By Janette Dill
The election of Donald Trump has brought attention to a group of voters that helped to bring him into office: the working class, and especially working class men. The shift from a manufacturing-based economy to a service-based economy, referred to as the New Economy, has been a difficult transition for working class men: the percentage of men working in manufacturing and production jobs – jobs that used to be “good jobs” for men without a college degree – has declined by over 50% since the 1970s, and men’s wages have also dropped over the same time period. Working class men’s support for Donald Trump, who has promised a return of the manufacturing economy, shows their frustration with the labor market and their careers.
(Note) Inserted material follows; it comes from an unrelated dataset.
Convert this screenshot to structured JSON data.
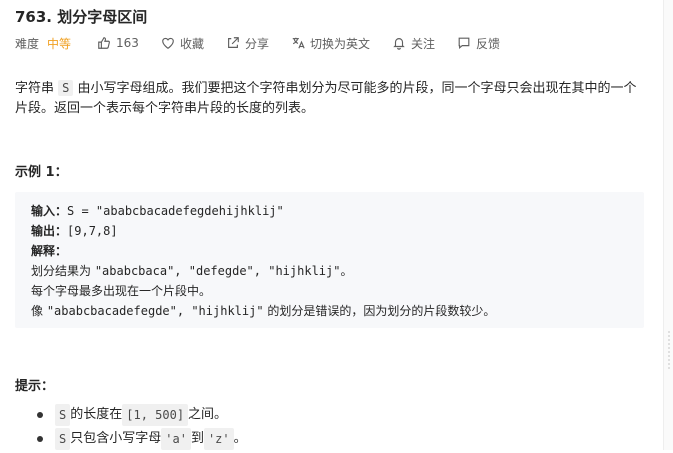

As male-dominated manufacturing and production jobs have declined, there has been a concurrent rise in demand for many female-dominated occupations, such as nursing assistants, home health aides, and child care workers. However, few working class men are entering these female-dominated occupations, despite high demand for these workers. Why? A recent article in the New York Times explored this issue, asking why men don’t want to do work that is mostly done by women. The article primarily focuses on the masculine identity; men don’t want to do jobs that require doing tasks that are associated with femaleness, such as caring for an elderly person or child. Indeed, the swagger and machismo of Donald Trump promises not only a return of men’s manufacturing jobs, but a return of the working class masculine identity. Continue reading “Will working class men go into jobs mostly done by women?”